Page and application data records
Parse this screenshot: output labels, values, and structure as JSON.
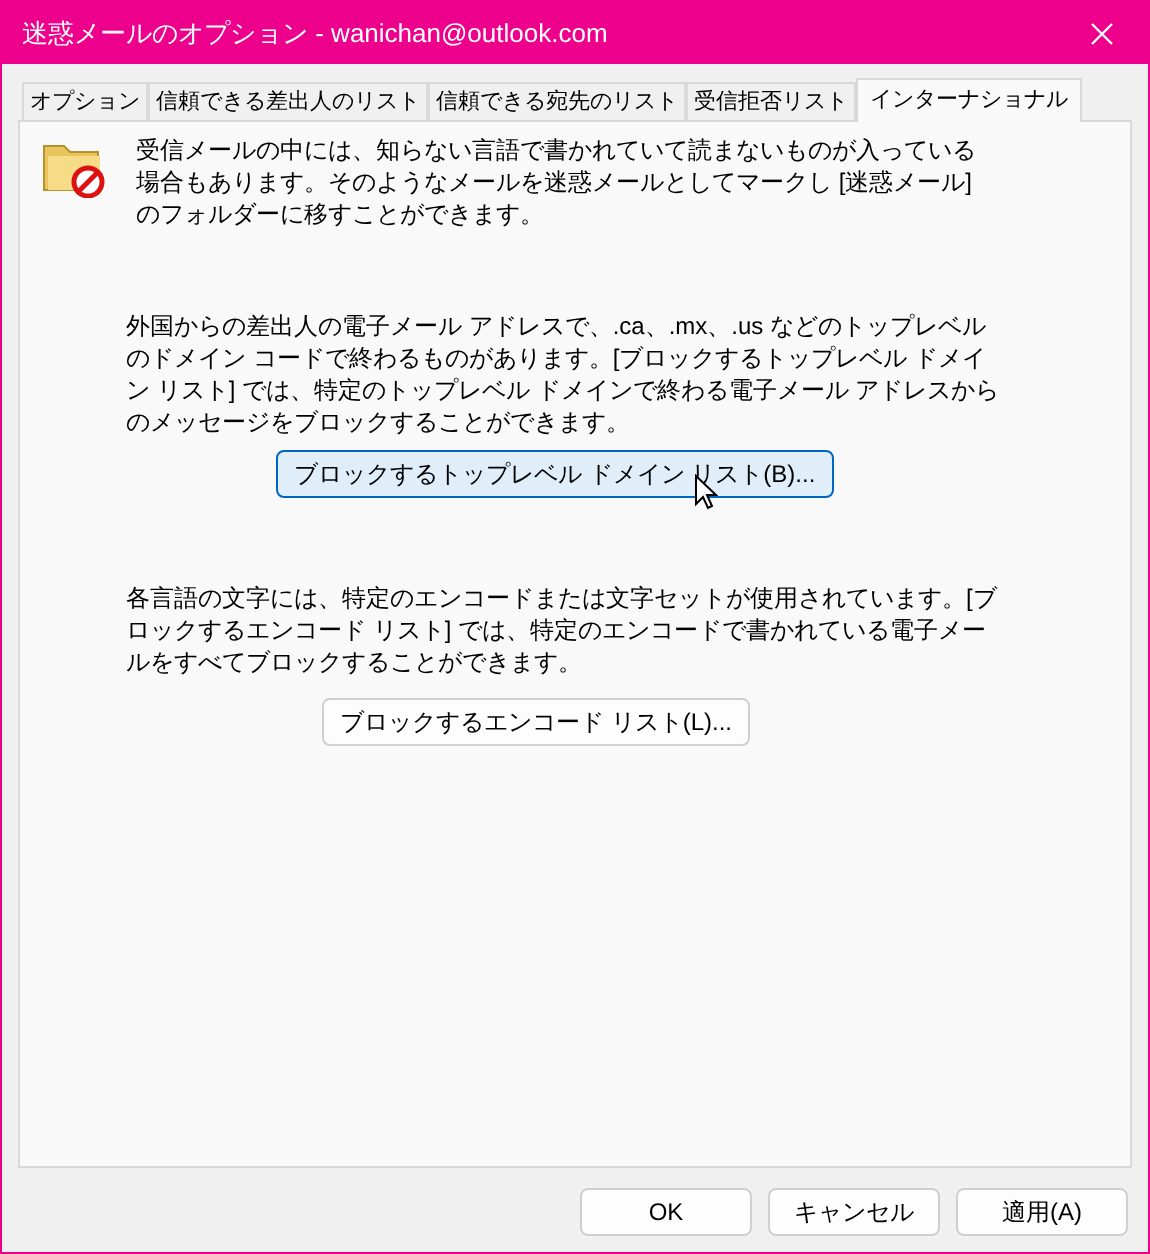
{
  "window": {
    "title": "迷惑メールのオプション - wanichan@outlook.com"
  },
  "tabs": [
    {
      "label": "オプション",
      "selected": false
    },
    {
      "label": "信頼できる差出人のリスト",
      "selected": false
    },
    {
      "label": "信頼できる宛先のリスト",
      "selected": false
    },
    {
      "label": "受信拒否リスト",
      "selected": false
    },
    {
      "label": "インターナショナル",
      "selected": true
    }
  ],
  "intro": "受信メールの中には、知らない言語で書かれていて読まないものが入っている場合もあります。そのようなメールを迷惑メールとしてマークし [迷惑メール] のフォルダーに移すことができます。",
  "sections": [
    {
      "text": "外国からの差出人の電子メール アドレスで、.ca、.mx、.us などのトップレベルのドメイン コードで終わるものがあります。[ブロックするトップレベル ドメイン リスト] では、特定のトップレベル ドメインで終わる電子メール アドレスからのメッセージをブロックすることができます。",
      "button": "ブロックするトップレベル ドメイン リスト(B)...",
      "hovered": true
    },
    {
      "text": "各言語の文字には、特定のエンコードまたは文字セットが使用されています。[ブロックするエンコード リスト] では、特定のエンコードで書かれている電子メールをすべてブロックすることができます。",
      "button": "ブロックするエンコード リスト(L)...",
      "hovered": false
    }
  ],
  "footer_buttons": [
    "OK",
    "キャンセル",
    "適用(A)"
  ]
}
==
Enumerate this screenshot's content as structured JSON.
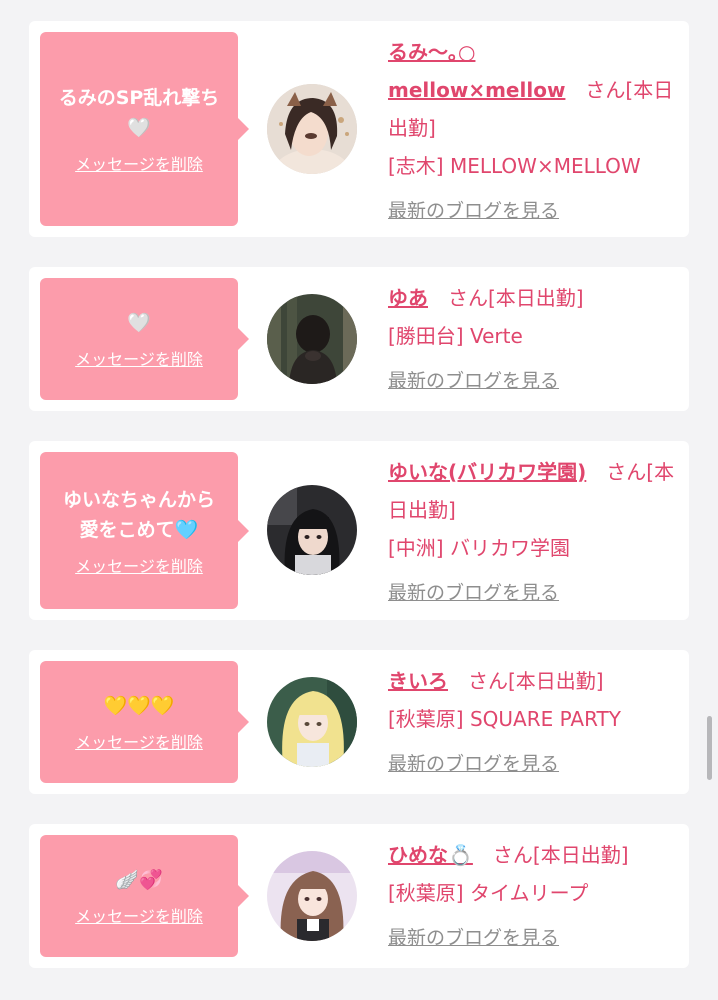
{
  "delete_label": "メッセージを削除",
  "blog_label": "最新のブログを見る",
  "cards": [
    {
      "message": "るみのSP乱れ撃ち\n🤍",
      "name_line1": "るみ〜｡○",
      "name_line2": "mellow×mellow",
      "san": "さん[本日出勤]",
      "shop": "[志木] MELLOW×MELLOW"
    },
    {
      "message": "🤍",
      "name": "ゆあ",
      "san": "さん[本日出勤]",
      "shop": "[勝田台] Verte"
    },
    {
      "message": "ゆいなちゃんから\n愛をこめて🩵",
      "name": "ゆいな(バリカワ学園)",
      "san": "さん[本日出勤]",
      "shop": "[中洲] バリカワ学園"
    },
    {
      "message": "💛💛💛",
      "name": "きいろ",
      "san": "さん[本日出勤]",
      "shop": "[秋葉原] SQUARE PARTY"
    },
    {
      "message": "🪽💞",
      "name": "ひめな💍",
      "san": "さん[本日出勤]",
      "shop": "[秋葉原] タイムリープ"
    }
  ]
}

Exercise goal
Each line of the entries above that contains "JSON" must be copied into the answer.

Solution
Parse this screenshot: output labels, values, and structure as JSON.
Enumerate this screenshot's content as structured JSON.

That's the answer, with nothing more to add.